Again cinnamon and coffee drinks are offered along with tamales.

Then both saints are taken in a procession the the church, with the musicians and the occasional rocket being fired.

In another house in the village they now start the slaughter of the pigs.

The pig is on a rope harness and tied to a tree. The pig-sticker deftly stabs it with a knife. In a minute or two the pig dies from blood loss.

These are not smooth pink city pigs. These have a heavy coat of hair.
They then proceed to remove the hair from the pig. This is an involved process. They pour water over the pig then use knives and a blowtorch for the hair removal.

They killed four pigs this morning. The killing and hair removal are done with the curious addition of the musicians playing in the background.

The pig stabbing and dead pigs was not an easy thing to watch.
But I had some bacon that morning, and felt if I was going to be a meat eater, I should be able to watch the process as to how a living animal becomes food.

I vow to pay homage before each meal to creatures that provide me sustenance.

At the end of the hair removal process, I returned home for a short rest.
My camera battery was dead and did did not get much sleep the night before. I took a bit of a nap and returned.

I missed the hog butchering, but was able to see butchered pigs hung up in a Maya hut, and watch them make sausages and fried pork rinds.

I now see why they spent so much effort on removing the hair.

Pork rinds have always been one of my favorite foods, and it gave me a strange sense of satisfaction to munch on them while remembering the live pig I saw earlier in the morning.

There were about three times as many people for the feasting as there had been been for the procession. And they were playing salsa music on a boom box rather than the drum and trumpet live band.

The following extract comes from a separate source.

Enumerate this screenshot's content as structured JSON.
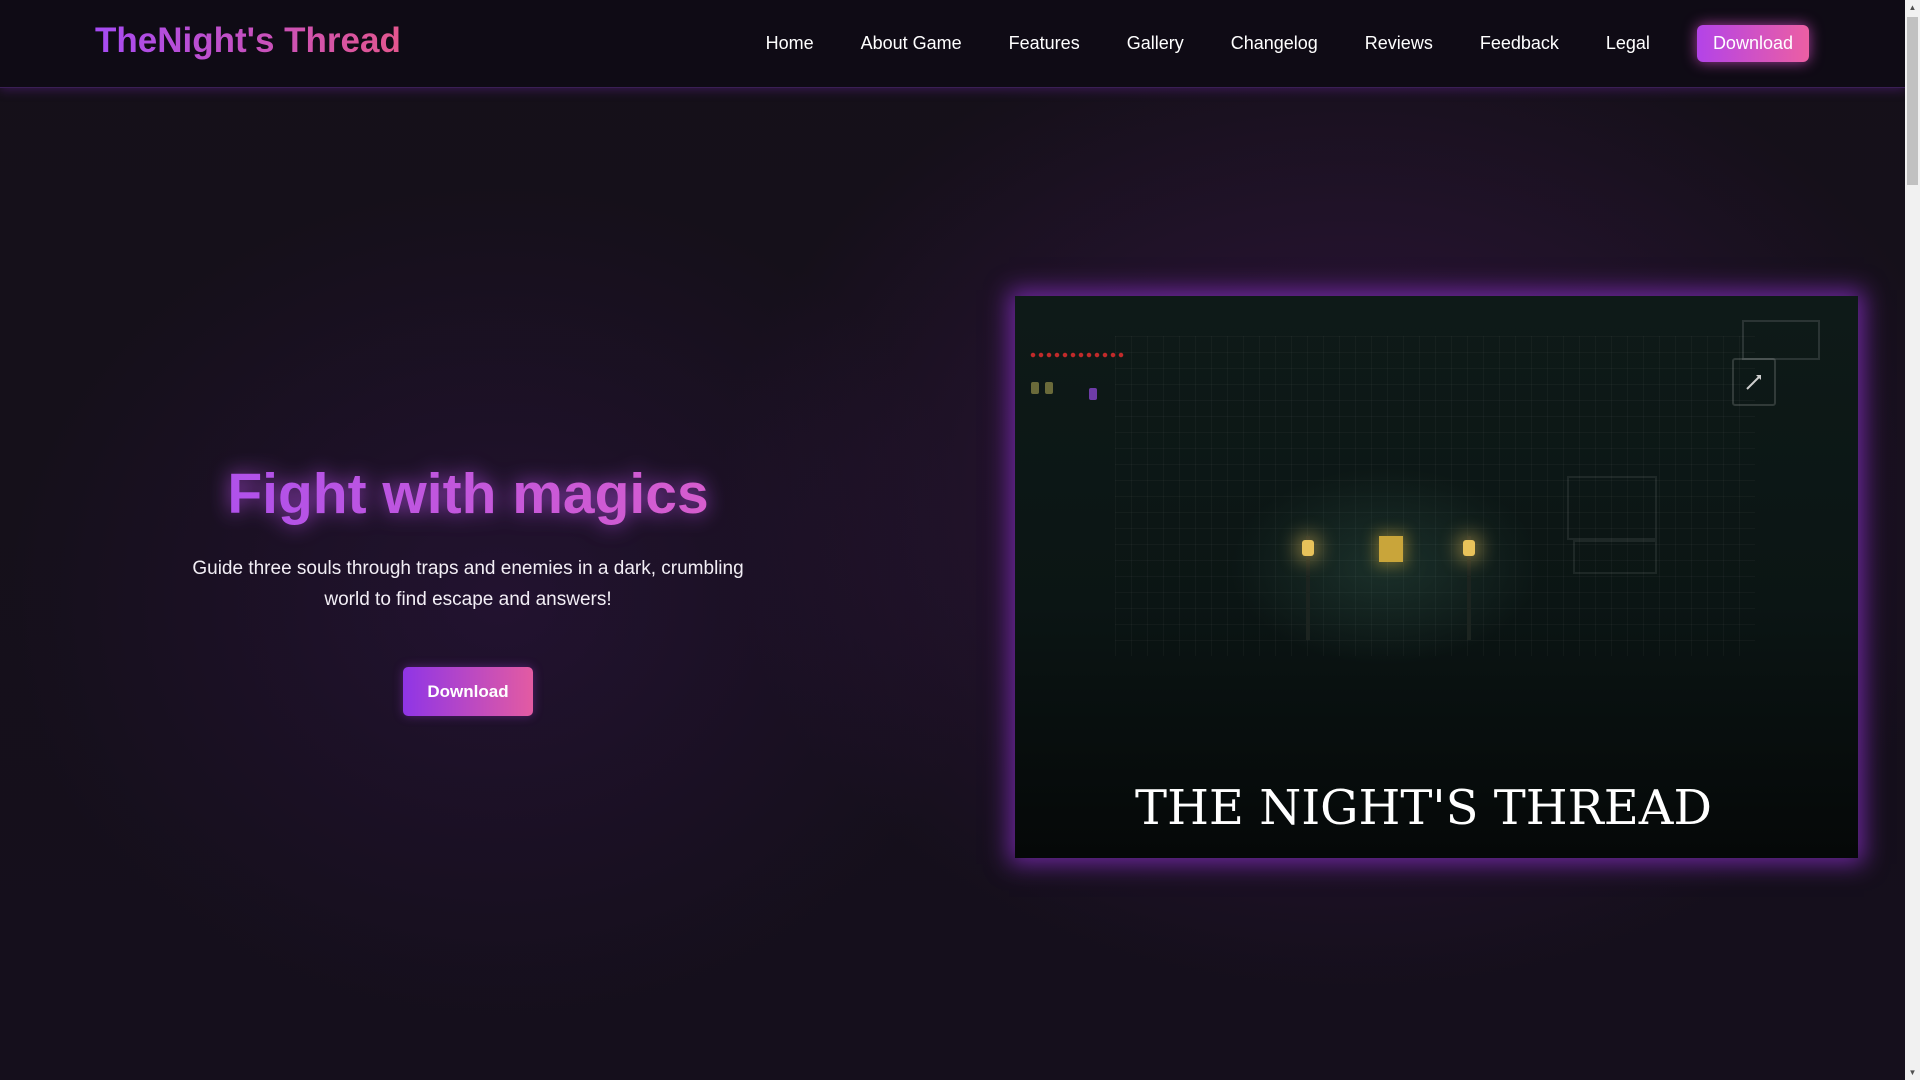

The next day there were going to provide a feast for the poor of the village.